"I'm not interested in the addict, I'm interested in the human being who's just so lost."

Were you scared to take on Nicole? She goes to some pretty dark places -- granted, she's on the road to recovery throughout.

I wasn't scared because of the dark places, I was more scared that I wouldn't be able to get it right. I think that every actor just wants to honor a character, and be true to it -- and to not fuck up, really. The pressure, for me, was also who I was working with; suddenly, the audience was going to be a bit bigger, for me, and I really wanted to just stick to what I felt and how I visioned this character. I also felt a slight responsibility playing a herion addict, since it's a role that's filled with such stereotypes. I'm not interested in the addict, I'm interested in the human being who's just so lost. There must be some fire in her, some real life, some humanity; what's happened to her that she's ended up in this place and where can she find her way out? That's the only thing that I could keep going back to, that the herion and the addiction was a symptom of pain. That was a simple truth for me, and I tried to stick with that.

Was she tough to brush off after shooting?

I was so relieved. It's heavy. It was wonderful to play, but by the end of the shooting, that level of brokenness -- especially when she is into the drugs, and that fear of death, and the heartbreak of her mother... You don't want to stay in that headspace for too long. For anyone, it's not good.
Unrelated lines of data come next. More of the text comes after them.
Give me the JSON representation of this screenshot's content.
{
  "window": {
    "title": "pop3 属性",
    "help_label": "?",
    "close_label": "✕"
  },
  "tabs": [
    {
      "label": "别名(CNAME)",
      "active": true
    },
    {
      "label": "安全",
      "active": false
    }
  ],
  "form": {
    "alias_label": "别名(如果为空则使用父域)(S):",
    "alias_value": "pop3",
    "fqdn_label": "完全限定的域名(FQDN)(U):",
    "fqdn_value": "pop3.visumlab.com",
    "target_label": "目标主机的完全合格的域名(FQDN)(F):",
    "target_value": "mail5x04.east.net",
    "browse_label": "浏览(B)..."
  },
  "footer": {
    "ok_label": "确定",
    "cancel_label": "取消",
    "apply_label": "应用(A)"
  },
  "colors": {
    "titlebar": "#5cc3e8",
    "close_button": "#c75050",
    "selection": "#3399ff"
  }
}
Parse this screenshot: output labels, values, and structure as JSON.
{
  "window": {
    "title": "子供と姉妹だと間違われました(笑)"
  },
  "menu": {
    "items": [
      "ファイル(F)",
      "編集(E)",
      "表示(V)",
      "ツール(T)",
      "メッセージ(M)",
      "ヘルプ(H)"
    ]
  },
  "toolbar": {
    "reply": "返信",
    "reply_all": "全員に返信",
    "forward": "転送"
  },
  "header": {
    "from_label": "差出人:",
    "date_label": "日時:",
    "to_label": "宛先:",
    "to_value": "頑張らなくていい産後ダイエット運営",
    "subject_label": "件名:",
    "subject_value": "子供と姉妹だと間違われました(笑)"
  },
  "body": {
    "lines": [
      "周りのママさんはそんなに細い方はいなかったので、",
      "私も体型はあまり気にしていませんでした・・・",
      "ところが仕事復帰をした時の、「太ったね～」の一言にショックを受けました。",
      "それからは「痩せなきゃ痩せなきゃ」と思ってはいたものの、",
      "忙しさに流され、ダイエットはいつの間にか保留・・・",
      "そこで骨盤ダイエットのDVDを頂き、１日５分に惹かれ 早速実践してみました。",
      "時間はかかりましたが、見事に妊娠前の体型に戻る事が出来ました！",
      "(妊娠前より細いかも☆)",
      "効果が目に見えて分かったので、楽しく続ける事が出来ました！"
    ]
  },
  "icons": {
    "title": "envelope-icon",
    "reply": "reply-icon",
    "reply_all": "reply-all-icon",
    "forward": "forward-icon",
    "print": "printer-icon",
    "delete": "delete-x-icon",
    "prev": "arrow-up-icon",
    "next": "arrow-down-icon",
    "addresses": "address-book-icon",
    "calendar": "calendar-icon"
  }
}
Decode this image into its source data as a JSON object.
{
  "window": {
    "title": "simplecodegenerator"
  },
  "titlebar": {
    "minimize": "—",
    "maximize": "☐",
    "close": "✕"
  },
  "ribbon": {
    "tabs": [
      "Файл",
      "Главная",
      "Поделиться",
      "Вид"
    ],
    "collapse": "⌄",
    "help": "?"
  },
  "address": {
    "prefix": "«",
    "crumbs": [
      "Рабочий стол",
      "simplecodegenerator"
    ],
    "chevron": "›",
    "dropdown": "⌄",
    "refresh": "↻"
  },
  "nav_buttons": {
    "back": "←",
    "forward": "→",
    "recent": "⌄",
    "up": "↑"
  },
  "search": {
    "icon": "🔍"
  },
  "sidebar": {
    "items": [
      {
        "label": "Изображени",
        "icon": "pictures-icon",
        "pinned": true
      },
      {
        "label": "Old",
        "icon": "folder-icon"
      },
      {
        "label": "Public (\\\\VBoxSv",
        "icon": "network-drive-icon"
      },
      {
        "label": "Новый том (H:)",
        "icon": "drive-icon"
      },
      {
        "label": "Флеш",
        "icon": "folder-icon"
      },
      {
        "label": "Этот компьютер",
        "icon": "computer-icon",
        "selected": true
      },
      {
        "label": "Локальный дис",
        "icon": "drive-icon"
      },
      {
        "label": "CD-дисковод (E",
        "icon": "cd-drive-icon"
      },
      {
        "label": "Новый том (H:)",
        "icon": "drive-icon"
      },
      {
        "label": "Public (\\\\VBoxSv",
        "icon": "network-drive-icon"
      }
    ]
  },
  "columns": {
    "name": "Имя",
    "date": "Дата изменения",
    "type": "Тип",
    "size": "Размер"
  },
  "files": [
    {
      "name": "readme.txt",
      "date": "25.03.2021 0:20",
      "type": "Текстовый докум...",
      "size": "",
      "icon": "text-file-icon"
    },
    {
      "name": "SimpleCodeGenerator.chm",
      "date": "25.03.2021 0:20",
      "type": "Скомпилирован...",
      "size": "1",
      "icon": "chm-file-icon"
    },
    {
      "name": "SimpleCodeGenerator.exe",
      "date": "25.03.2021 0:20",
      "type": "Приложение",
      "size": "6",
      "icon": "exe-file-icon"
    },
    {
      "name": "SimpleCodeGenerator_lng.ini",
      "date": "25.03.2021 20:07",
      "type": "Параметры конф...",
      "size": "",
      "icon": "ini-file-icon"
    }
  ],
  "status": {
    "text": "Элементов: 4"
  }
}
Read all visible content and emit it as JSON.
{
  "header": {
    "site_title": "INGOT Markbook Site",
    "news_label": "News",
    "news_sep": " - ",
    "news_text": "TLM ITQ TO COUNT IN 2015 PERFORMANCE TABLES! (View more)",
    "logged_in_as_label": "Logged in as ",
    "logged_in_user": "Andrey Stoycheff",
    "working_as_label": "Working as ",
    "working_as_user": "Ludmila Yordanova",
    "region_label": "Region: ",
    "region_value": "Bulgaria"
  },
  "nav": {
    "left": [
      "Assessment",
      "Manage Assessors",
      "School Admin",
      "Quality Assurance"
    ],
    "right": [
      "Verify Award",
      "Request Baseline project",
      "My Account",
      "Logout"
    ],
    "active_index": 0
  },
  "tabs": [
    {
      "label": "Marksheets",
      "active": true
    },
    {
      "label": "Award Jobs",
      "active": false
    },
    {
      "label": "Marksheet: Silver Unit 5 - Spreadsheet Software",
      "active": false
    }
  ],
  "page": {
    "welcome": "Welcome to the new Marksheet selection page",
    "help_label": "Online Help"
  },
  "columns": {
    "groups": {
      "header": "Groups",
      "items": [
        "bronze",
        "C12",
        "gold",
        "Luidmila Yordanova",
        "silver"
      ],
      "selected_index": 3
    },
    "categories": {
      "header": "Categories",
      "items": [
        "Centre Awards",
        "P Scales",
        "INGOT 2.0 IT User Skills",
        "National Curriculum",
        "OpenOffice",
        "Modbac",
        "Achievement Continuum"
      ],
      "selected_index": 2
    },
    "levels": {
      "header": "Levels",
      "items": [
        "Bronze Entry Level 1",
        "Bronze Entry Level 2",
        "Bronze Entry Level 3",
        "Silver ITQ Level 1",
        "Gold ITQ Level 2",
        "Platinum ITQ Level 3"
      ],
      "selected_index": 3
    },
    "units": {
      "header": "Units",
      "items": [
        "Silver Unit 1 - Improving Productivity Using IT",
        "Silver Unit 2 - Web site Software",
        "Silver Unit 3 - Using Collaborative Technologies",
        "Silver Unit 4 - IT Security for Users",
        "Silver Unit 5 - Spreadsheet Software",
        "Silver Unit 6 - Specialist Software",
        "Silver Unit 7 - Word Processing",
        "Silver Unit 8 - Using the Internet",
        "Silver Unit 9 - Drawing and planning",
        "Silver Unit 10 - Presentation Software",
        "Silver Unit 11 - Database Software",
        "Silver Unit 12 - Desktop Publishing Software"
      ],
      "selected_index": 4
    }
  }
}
My personal life, my normal life, is so important to me. To be able to go back to my personal life and leave characters behind is important; I don't keep them with me.

"Sherlock Holmes: A Game of Shadows"
"Flight" surprised many by opening to over $20 million at the domestic box-office, despite being an R-rated character study. Have the offers been flooding in since that first successful week?

Oh yeah -- can't walk out my front door! No, not at all. That stuff takes time to build up. I can certainly say on a personal level it's so nice to be proud of something that's so successful. It's not that I wasn't proud to be a part of the "Sherlock Holmes" movies, but they didn't necessarily take up as much space in my heart as maybe this would. I'm proud for people to see it, it's my first movie in America, and now this is my home.

Given that you don't appear in the most talked about scene in the film -- the plane crash -- what was your own reaction upon experiencing it?

I saw it the way you saw it; I had no idea. My shooting was before and after they did that, it was sort of in the middle. I had no idea it was going to be that terrifying. But that's great drama, isn't it? Even when we know the ending, we're still watching, hoping it'll be alright. Bob does it so simply, almost, I don't know how he does it. But "Castaway" was his last live-action movie and there was a plane crash in that, as well. Don't get in a plane with Zemeckis.

This article is related to: Kelly Reilly, Flight, Futures, Interviews